The risk of developing acute renal failure and septic shock were higher for individuals with necrotizing soft-tissue infections treated with immunoglobulins, investigators say.
Immunoglobulin intravenous (IVIG) should be administered on a case-by-case basis, because of a lack of evidence about the benefit of immunoglobulins, especially from large randomized controlled trials, results of a study published in BMC Infectious Diseases showed.
Investigators included individuals with necrotizing soft-tissue infections (NSTI) who were hospitalized at a tertiary intensive care unit (ICU) in the University Hospital of Zurich, Switzerland, between 2008 and 2020.
They also analyzed the association among immunoglobulin administration, in-hospital survival, length of stay in the ICU, and incidences of acute renal failure, acute respiratory distress syndrome (ARDS), and septic shock.
After adjustments, investigators found no difference in development of ARDS, in-hospital survival, and ICU length of stay among those treated with or without immunoglobulin.
However, they did find that the Simplified Acute Physiology Score II (SAPS II), the risk of developing acute renal failure, and septic shock were higher for individuals treated with immunoglobulins. Investigators suspected that this could reflect higher disease severity.
Investigators included 48 individuals in the study, and 22 were treated with IVIG.
The individuals treated with IVIG tended to be female and younger with higher SAPS II scores. Overall, 35 individuals survived their hospital stays, with a median ICU length of stay of 11.5 days. The median length of a hospital stay was 28.5 days.
Renal failure occurred in approximately 64.6% of individuals, with incidences of ARDS and septic shock in 22.9% and 60.4%, respectively.
Overall, approximately 64.6% of individuals had a monomicrobial etiology of NSTI, about 25.4% had a monomicrobial group A streptococcal infection, and the rest had other monomicrobial causes.

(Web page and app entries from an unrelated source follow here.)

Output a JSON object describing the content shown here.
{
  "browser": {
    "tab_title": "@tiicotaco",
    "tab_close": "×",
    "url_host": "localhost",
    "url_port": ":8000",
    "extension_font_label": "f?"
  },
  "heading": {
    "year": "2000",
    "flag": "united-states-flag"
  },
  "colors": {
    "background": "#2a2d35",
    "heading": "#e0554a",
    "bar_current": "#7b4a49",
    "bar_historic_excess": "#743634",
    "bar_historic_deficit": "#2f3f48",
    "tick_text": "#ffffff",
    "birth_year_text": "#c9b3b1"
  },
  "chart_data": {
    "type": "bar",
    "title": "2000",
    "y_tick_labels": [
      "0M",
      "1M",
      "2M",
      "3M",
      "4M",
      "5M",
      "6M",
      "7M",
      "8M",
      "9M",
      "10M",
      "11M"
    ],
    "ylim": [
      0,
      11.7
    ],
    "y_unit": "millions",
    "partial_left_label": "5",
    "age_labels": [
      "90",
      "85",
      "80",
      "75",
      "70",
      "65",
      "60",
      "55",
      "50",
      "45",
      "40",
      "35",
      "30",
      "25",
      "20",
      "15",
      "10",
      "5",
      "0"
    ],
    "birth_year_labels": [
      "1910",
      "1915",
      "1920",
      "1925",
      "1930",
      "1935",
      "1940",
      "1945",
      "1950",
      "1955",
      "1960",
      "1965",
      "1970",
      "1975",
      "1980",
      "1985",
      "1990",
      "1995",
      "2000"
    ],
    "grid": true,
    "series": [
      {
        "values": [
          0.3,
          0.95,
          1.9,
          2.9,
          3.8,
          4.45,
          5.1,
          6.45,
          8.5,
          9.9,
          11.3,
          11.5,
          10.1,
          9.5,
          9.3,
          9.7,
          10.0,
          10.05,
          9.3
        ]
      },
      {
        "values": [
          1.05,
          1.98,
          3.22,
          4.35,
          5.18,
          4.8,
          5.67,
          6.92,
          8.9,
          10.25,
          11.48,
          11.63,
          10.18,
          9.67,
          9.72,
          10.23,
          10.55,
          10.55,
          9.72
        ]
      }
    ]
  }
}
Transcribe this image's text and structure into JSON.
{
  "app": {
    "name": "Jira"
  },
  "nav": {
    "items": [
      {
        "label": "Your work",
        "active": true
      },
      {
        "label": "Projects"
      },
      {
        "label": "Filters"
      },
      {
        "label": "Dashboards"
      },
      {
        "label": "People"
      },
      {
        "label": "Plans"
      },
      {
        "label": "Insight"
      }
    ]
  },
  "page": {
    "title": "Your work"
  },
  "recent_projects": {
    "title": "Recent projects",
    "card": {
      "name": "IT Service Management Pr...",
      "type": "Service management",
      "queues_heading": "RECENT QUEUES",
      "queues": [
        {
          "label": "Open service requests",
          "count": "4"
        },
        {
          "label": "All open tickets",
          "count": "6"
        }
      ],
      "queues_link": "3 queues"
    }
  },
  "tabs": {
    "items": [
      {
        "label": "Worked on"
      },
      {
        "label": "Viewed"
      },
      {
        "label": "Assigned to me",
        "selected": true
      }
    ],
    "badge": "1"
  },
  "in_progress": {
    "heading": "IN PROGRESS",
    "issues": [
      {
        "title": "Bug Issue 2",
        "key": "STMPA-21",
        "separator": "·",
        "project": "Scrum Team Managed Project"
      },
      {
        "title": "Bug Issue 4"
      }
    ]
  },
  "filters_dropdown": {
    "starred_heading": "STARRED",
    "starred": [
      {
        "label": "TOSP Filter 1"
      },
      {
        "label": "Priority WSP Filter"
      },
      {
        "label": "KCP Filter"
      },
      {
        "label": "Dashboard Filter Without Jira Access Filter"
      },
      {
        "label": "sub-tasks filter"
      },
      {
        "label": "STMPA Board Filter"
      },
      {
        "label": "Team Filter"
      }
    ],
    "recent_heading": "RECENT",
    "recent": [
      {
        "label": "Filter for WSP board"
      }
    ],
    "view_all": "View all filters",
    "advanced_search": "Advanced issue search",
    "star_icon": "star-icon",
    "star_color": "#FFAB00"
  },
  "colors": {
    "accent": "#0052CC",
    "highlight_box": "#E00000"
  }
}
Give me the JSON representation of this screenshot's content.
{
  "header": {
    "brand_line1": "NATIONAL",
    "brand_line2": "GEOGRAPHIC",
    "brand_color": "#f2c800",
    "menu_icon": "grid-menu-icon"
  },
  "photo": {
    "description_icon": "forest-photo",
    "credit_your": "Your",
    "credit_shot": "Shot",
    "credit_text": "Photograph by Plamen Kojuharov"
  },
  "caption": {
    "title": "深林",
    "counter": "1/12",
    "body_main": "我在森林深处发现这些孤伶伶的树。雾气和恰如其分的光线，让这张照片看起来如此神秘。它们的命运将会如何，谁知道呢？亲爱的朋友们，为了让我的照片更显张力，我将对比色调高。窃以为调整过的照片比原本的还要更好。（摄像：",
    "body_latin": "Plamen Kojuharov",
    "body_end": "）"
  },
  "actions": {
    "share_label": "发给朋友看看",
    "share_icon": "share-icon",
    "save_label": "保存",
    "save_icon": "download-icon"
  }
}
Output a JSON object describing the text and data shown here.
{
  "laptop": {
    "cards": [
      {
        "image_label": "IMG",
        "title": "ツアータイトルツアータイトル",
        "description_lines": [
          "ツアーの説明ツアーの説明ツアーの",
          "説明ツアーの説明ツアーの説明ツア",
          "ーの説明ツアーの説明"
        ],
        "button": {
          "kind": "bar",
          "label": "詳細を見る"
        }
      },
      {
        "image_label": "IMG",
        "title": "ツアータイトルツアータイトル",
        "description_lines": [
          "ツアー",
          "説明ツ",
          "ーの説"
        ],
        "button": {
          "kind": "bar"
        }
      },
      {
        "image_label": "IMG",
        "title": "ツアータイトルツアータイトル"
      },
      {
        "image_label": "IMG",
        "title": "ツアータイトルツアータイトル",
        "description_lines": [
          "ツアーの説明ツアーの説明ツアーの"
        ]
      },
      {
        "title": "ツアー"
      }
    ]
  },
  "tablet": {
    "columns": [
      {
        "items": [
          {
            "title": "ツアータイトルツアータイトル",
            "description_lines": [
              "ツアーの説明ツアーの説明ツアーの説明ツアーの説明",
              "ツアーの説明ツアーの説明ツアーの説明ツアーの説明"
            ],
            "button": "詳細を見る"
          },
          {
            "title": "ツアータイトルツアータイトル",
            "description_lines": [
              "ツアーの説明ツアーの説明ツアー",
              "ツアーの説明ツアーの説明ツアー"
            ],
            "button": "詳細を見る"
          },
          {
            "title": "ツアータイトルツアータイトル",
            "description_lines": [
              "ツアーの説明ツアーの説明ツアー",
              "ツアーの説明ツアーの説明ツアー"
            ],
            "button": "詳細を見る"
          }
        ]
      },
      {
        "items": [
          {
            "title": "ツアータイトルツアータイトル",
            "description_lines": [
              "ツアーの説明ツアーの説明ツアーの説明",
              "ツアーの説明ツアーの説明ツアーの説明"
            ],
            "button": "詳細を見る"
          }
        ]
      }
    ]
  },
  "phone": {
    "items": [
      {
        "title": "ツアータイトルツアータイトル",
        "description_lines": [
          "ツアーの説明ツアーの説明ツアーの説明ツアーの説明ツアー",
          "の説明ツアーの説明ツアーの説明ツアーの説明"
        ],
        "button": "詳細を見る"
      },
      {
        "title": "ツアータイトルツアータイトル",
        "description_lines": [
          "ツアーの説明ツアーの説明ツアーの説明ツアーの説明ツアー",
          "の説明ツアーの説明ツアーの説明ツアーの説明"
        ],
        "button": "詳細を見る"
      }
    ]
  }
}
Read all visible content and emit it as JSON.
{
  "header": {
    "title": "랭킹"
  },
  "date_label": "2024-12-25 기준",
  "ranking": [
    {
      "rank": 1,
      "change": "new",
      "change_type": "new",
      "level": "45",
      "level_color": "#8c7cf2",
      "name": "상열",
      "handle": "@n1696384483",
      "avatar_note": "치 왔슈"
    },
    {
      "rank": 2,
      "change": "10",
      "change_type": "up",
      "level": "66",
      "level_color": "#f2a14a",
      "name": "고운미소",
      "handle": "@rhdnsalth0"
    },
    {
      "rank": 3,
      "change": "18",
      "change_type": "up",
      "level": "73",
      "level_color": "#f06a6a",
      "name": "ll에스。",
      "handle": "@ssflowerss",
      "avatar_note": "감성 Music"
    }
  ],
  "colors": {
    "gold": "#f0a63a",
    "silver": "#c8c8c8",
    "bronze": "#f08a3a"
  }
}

For those who died in the hospital, 30.8% were not receiving IVIG, and 22.7% were being treated with IVIG. The median ICU length of stay for those not treated with IVIG was 11.5 days compared with 11 for those treated with IVIG.
Acute renal failure occurred in 50% of those not treated with IVIG and 81.8% of those treated with IVIG, and ARDS occurred in 23.1% and 22.7%, respectively.
Additionally, septic shock occurred in 46.2% of individuals not treated with IVIG and 77.3% of individuals treated with IVIG.
After adjusting for affected body surface area, age, sex, affected body surface area, and SAPS II score, which could affect the outcome, there was no difference for development of ARDS, in-hospital survival, and ICU length of stay, between both groups.
The risk of acute renal failure and septic shock was higher in individuals treated with IVIG.
All the individuals in the study received antibiotics, including beta lactams and clindamycin.
Individuals were excluded from the study if they had incomplete or implausible electronic medical records or if their acting physicians disagreed with the NSTI diagnosis according to the medical records.
Investigators acknowledged the limitations of the study. The study was observational, which only showed association, not causality. Additionally, the sample size was low, because of the rare incidence of NSTI, which limited the number of factors that could be used in the analysis. Furthermore, individuals with NSTI related to various microorganisms were included, instead of just focusing on streptococci alone, which could affect the findings.
Finally, the inclusion of individuals based on diagnosis codes and surgical reports could have influenced results, investigators said.
Hofmaenner DA, Wendel Garcia PD, Blum MR et al. The importance of intravenous immunoglobulin treatment in critically ill patients with necrotizing soft tissue infection: a retrospective cohort study. BMC Infect Dis. 2022;22(1):168. doi: 10.1186/s12879-022-07135-6